We live in what is called the Information Age. Just one generation ago, Americans found out about what happened in the world around them by tuning in to a 30 minute televised news broadcast at 6:30 each evening. Walter Cronkite, who only recently passed away, was the very first news anchor. Today, with broadband mobile devices and public access to high speed Internet, we are never more than a few seconds removed from breaking news that happens anywhere on the globe. There are of course those people that Tweet each individual item they put into their shopping cart, resulting in what the kids call TMI (too much information).
The point is that any data can be accessed instantaneously, and to overlook the potential to share the Gospel would be foolish. I wish to welcome Manchester Baptist Church in Manchester, KY to WordPress. They tried a website a year or two ago, but I am now pleased to see them here. Earlier this evening, The Master’s Table saw it’s 100,000th visitor since it’s inception in May of 2008. While most readers are somewhere in the United States, even I have been surprised to see some of the countries that show up on the visitor map. I may never visit New Zealand, but I’ve had nine readers from there in the past ten days. This is a vehicle to transmit any piece of information across the street or around the world.
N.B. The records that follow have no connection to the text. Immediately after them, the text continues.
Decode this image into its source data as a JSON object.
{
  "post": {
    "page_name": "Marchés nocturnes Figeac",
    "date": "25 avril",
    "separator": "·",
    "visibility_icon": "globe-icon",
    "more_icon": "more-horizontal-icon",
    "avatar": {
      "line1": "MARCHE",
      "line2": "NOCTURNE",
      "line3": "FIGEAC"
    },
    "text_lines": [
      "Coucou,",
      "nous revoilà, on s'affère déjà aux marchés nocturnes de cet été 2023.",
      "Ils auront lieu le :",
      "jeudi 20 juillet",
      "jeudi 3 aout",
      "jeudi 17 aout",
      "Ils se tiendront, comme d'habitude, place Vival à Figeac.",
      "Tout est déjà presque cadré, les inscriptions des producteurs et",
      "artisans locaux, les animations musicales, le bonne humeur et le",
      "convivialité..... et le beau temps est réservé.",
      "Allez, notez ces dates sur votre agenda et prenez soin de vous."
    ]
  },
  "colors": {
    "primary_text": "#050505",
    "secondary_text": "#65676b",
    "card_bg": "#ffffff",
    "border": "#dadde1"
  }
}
A sermon I preached last Easter may be read by someone seeking Christ tomorrow. As an increasing number of people are connected to blogs, Facebook and Twitter, it would be an epic failure of the Great Commission to not put the Word of God out there using those tools.
MBC will most likely use their posts to convey announcements, schedule changes, list prayer requests and remind us to attend Sunday School. But sooner or later someone will write an e-mail from some place like India, or a former Soviet state, to say that they listened to Bro. Ken’s Sunday sermon and got saved. The promise of scripture holds true: the Word will not return void.